To get to Knowles Pond, you walked eight houses down from the corner of Brook Street and Fuller Brook. You would then have to cut through one of the neighbor’s yards to reach the pond at the bottom of an elongated hill. Concealed amidst five acres of woods, we learned that the Knowles family “welcomed neighbor visitors” skating on their natural ice surface once it was safe enough for children to use.
When I timidly walked down Fuller Brook to the “cut through” yard for the pond the first time, an affable young mother greeted me with a smile. “Yes, this is how you get to Knowles Pond! You may walk through our property anytime to do so!”
After thanking the affable woman profusely, I learned that her name was Marcia Decter and that she was the wife of veritable Wellesley legend, Bob Decter, whose Central Street store had provided shoes for two generations of local children.
As the local paperboy for The Patriot Ledger, an afternoon daily newspaper at the time, I began to scout Knowles Pond whenever I delivered my papers to local customers after school. On December 24, Christmas Eve, the biting air reminded me that if I played my cards just right, I could have a late afternoon skate after I completed my route that day. However, I hadn’t counted on the fact that each customer would want to personally hand me a tip – usually a dollar – for my services that year. Thus, by the time I had completed delivering my newspapers that Christmas Eve, it was near pitch-black out. Regardless, I grabbed my skates, put them on the end of my stick, thrust an old puck into my coat pocket, and departed for Fuller Brook Road.
When I completed the ten-minute trek from my house, I then sat on the wooden bench that the Knowle family has so generously left for us to sit on as we changed into our skates. Soon, I was teetering through a tuft of snow in order to reach the frozen pond just as a full moon glistened overhead.
Suddenly, two outdoor flood lamps, which had been strategically placed in a couple of trees lining the pond’s surface, magically came to life, lighting the previously darkened lake like a glistening jewel in the winter darkness.
A handful of seconds later, Bing Crosby’s infectious version of ‘Let it Snow” began to blare out over a tinny loudspeaker, which had been placed next to the floodlight closest to Knowles’ house. I immediately glanced up and saw Mr. Knowles himself, who waved good-naturedly at me.
“Merry Christmas, Son!” he barked through the barren oak trees.
“Thank you so much, Sir!” I shouted back. “I hope that you have a Merry Christmas as well!”
For the next 45 minutes, I skated alone on that wondrous wintry surface to the uplifting sounds of Nat King Cole, Ella Fitzgerald, Bing Crosby, and the Harry Simeone Chorale playing over the rickety Knowles Pond sound system. As Mr. Knowles continued to light my way around the little pond in the dense woods of a frigid winter’s night, I realized that the best things in life usually come from a fountainhead of generosity.

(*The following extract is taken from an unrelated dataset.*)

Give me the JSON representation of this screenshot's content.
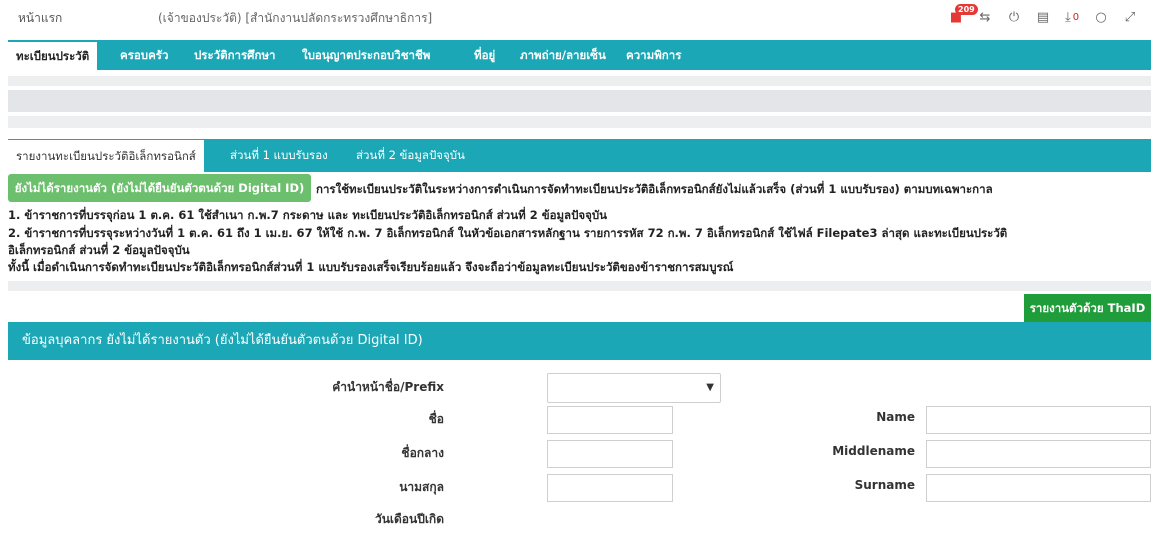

When I finally put my skates off and began to trudge up the steep ravine adjacent to Fuller Brook Road, the otherworldly little scene below descended into darkness, and the music ceased playing.
I quickly skirted home into the glow of the evening with the spirit of the season and an irreplaceable Yuletide memory that would last a lifetime.